An Emirati entrepreneur is expanding the range of camel-based food and drinks in his Dubai diner in a bid to attract a wider audience.
Fancy a camel fajita with a camelccino? Head to Dubai for camel delights
DUBAI // From camelccino coffees to camel-meat fajitas, an Emirati entrepreneur is hoping to bring camel-based food and drink to a wider audience.
Launched in September last year at Dubai's Murooj Rotana Hotel, Cafe2go kicked off with offerings such as camel-milk ice cream, camel lattes and an iced camel mocha. Camel-milk products account for 50 per cent of the shop's income.
"We wanted to be different and to provide healthy drinks to people," said the owner, Jassim Al Bastaki .
The brand name Camellos, meaning camel in Spanish, was derived from the company's partnership with Spain - it uses the country's coffee beans for its products.
"Camelccinos require a specific roasted bean and a specific blend to give them a good taste," Mr Al Bastaki said. "We managed to create it by blending arabica roasted with a bit of sugar.

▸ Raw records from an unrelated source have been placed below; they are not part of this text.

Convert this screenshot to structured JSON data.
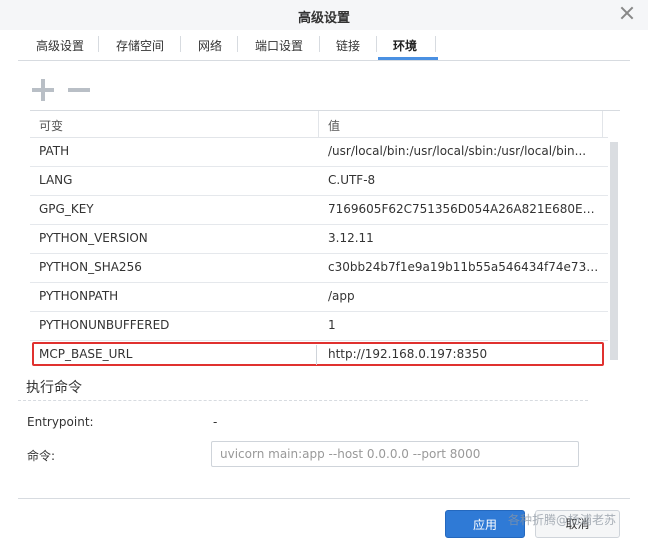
{
  "window": {
    "title": "高级设置"
  },
  "tabs": [
    "高级设置",
    "存储空间",
    "网络",
    "端口设置",
    "链接",
    "环境"
  ],
  "active_tab": "环境",
  "table": {
    "headers": [
      "可变",
      "值"
    ],
    "rows": [
      {
        "key": "PATH",
        "value": "/usr/local/bin:/usr/local/sbin:/usr/local/bin..."
      },
      {
        "key": "LANG",
        "value": "C.UTF-8"
      },
      {
        "key": "GPG_KEY",
        "value": "7169605F62C751356D054A26A821E680E5..."
      },
      {
        "key": "PYTHON_VERSION",
        "value": "3.12.11"
      },
      {
        "key": "PYTHON_SHA256",
        "value": "c30bb24b7f1e9a19b11b55a546434f74e739..."
      },
      {
        "key": "PYTHONPATH",
        "value": "/app"
      },
      {
        "key": "PYTHONUNBUFFERED",
        "value": "1"
      },
      {
        "key": "MCP_BASE_URL",
        "value": "http://192.168.0.197:8350"
      }
    ]
  },
  "exec": {
    "section_title": "执行命令",
    "entrypoint_label": "Entrypoint:",
    "entrypoint_value": "-",
    "command_label": "命令:",
    "command_value": "uvicorn main:app --host 0.0.0.0 --port 8000"
  },
  "footer": {
    "apply": "应用",
    "cancel": "取消"
  },
  "watermark": "各种折腾@杨浦老苏",
  "colors": {
    "accent": "#2f7ad6",
    "highlight": "#e0312f"
  }
}
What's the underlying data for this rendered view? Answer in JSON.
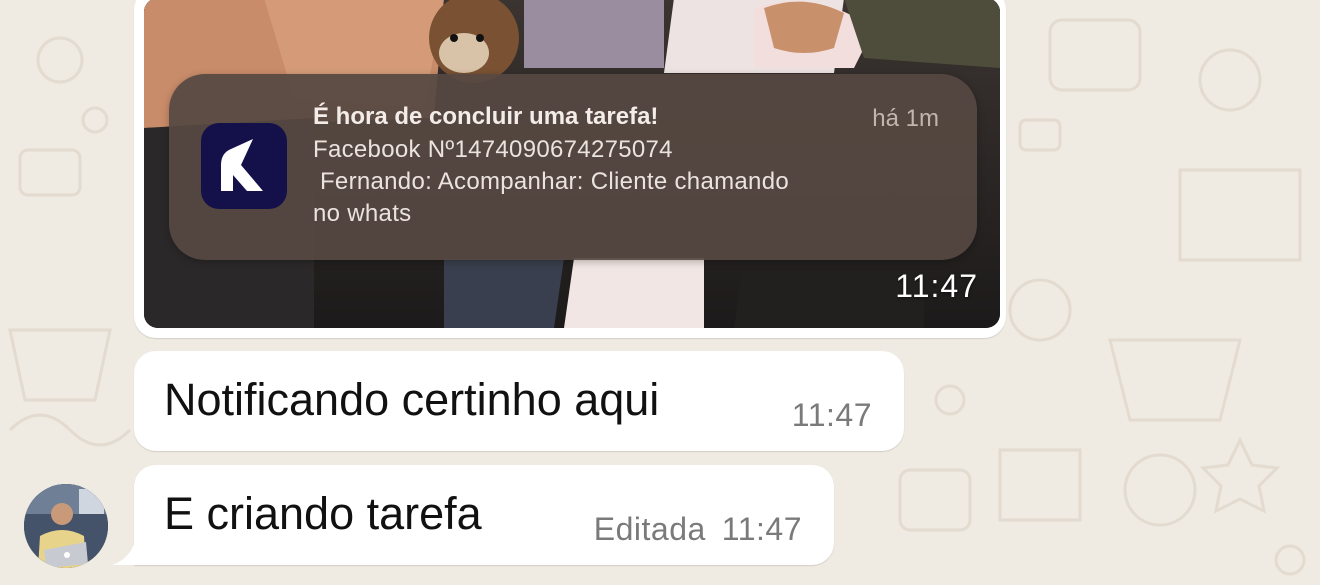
{
  "image_message": {
    "notification": {
      "app_icon": "k-logo-icon",
      "title": "É hora de concluir uma tarefa!",
      "time": "há 1m",
      "line1": "Facebook Nº1474090674275074",
      "line2": " Fernando: Acompanhar: Cliente chamando",
      "line3": "no whats"
    },
    "time": "11:47"
  },
  "messages": [
    {
      "text": "Notificando certinho aqui",
      "edited": "",
      "time": "11:47"
    },
    {
      "text": "E criando tarefa",
      "edited": "Editada",
      "time": "11:47"
    }
  ],
  "sender_avatar": "person-with-laptop-avatar",
  "colors": {
    "chat_background": "#efeae2",
    "bubble": "#ffffff",
    "notification_card": "#564842",
    "app_icon_bg": "#14114a",
    "meta_text": "#7a7a7a"
  }
}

"It's a different kind of recipe to make a good-tasting coffee."
The camel milk, provided by Emirates Industry for Camel Milk and Products, is also heated in a special way for the perfect texture.
"The milk requires a specific degree of steaming to maintain its quality." Mr Al Bastaki said. "If you oversteam it, you burn it, and if it's not heated enough, it will be too watery."
At the same time as its first outlet opened, Cafe2go started operating a mobile van in Dubai Internet City. In March, it opened a second static branch on Sheikh Zayed Road near Al Satwa.
Over the past two months, it has expanded its range of camel-based food and drinks, adding camel fajitas, camel shakes, camel-milk lemon juice, camel-milk avocado juice and a camel-cheese sandwich.
For the fajitas, the camel meat, bought from local butchers, requires special treatment.
"Camel meat is a bit tough so it needs special marination and cooking treatment to make it soft," added Mr Al Bastaki.
The most popular item among adults is the camel-ccino, whilc children like the camel shakes.
"In Asia, they drink soya milk, so we, as a GCC country, must believe in our milk. It's the right time to promote [the combination] of our national drink with modern drinks."
Camel milk boasts many health benefits. "It's more easily digested than cow's milk because of the casein protein in it," said Caroline Kanaan, a nutritionist at Planet Nutrition. "People tend to be less intolerant to camel's milk than to cow's, goat's and sheep's milk because the structure of the casein protein is different."
The milk also has less than half the fat and 40 per cent of the cholesterol of cows' milk - as well as three times the vitamin C and 10 times the iron.
"Genetically, the digestive system of Arabs is more capable of digesting camel milk than cow's because it's one of the traditional foods," Ms Kanaan said. "From my experience, a lot of Arabs are intolerant to cows' milk but not to camel because they have more enzymes required to digest it."
But there is a shortage of camel milk, mainly because local camels are bred for racing.
"We encountered a lack of supply of the milk once due to low production," Mr Al Bastaki said. "So we went through all the hypermarkets to collect milk."
He plans a further outlet in Global Village, followed by a drive-through before the end of the year and another mall outlet early next year.
"We are also in negotiations to franchise the brand in Abu Dhabi and Al Ain," said Mr Al Bastaki. "We have just signed a franchise in Libya and we are in the final stages with Bahrain."
Five per cent of the shops' revenues are donated to Dubai charities. "That's what we believe we need to do to give back to the community," he added.